Microsoft withdraws EU Objections

Microsoft Corporaton has decided not to appeal against an European court order which will compel the world's largest software maker to introduce a stripped down version of its Windows computer operating system.

Microsoft will have to offer a version of its operating system without its own Windows Media Player pre-installed.

Microsoft has announced the new version would be available "in the coming weeks".

"Microsoft has decided to forego its right to appeal the Court of First Instance's...ruling of 22 December, 2004," the company said in a statement.

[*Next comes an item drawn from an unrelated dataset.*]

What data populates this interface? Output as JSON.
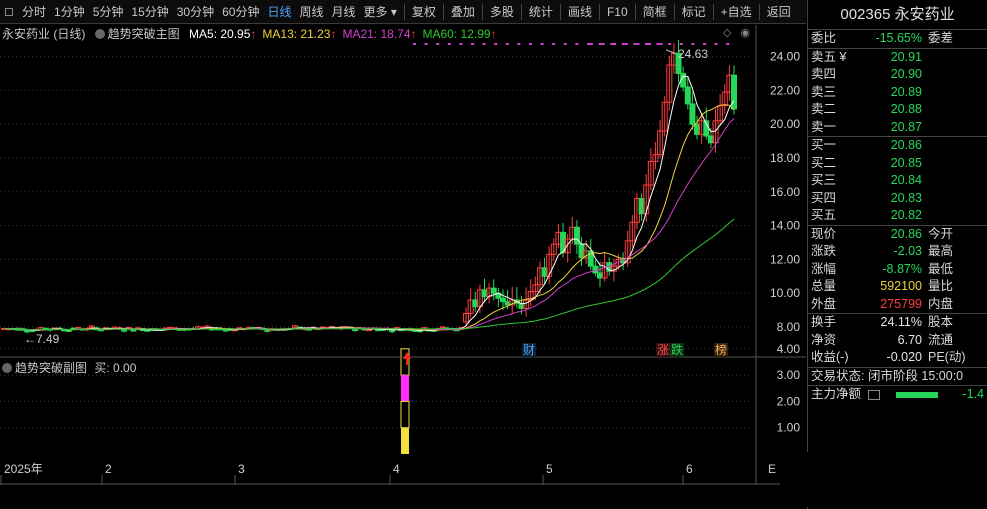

An International Charter report issued in early 2004 suggested that there was strong evidence that Microsoft had bundled its Media Play music and video software in with its Windows operations systems in a bid to usurp rival programmes such as RealNetworks's RealPlayer and Apple Computer's QuickTime.

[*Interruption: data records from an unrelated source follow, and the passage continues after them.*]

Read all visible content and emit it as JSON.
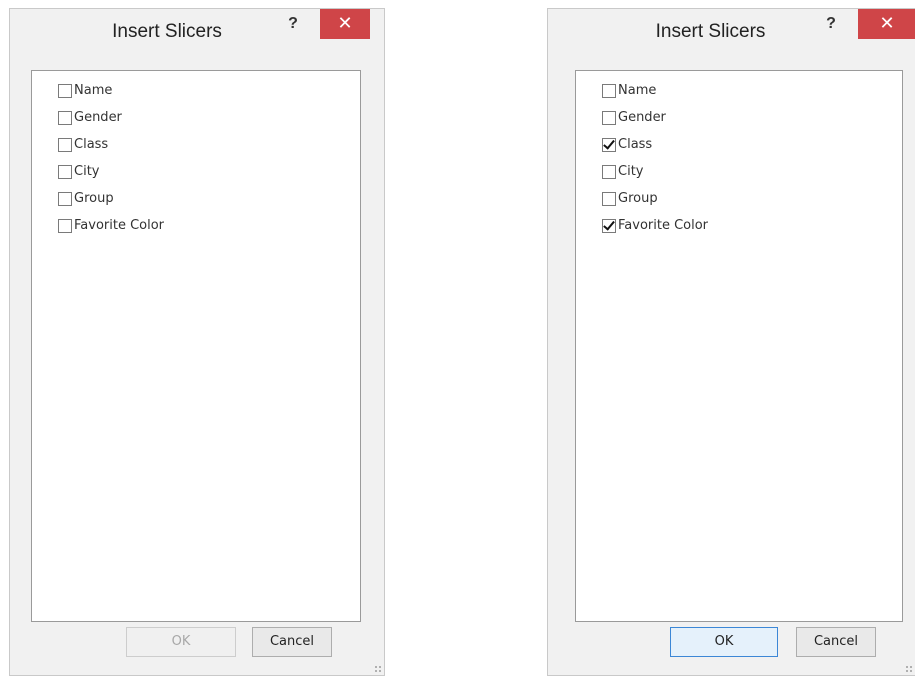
{
  "dialogs": [
    {
      "title": "Insert Slicers",
      "help_label": "?",
      "close_label": "✕",
      "fields": [
        {
          "label": "Name",
          "checked": false
        },
        {
          "label": "Gender",
          "checked": false
        },
        {
          "label": "Class",
          "checked": false
        },
        {
          "label": "City",
          "checked": false
        },
        {
          "label": "Group",
          "checked": false
        },
        {
          "label": "Favorite Color",
          "checked": false
        }
      ],
      "ok_label": "OK",
      "ok_enabled": false,
      "cancel_label": "Cancel"
    },
    {
      "title": "Insert Slicers",
      "help_label": "?",
      "close_label": "✕",
      "fields": [
        {
          "label": "Name",
          "checked": false
        },
        {
          "label": "Gender",
          "checked": false
        },
        {
          "label": "Class",
          "checked": true
        },
        {
          "label": "City",
          "checked": false
        },
        {
          "label": "Group",
          "checked": false
        },
        {
          "label": "Favorite Color",
          "checked": true
        }
      ],
      "ok_label": "OK",
      "ok_enabled": true,
      "cancel_label": "Cancel"
    }
  ],
  "colors": {
    "close_button": "#cf4548",
    "dialog_background": "#f1f1f1",
    "default_button_border": "#3c87d6"
  },
  "icons": {
    "help": "question-mark-icon",
    "close": "close-icon",
    "checkbox": "checkbox-icon",
    "checkmark": "checkmark-icon",
    "grip": "resize-grip-icon"
  }
}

The European Union ruling also came with a record 497m euros(331m; $613m) fine, the largest Brussels has ever issued against a company in a competition case.

Microsoft will also be ordered to reveal details of its Windows software codes - to make it easier for rivals to design compatible products. The company said it had already launched a website to provide rivals with information on how they can enable their products to better communicate with Windows-powered desktops.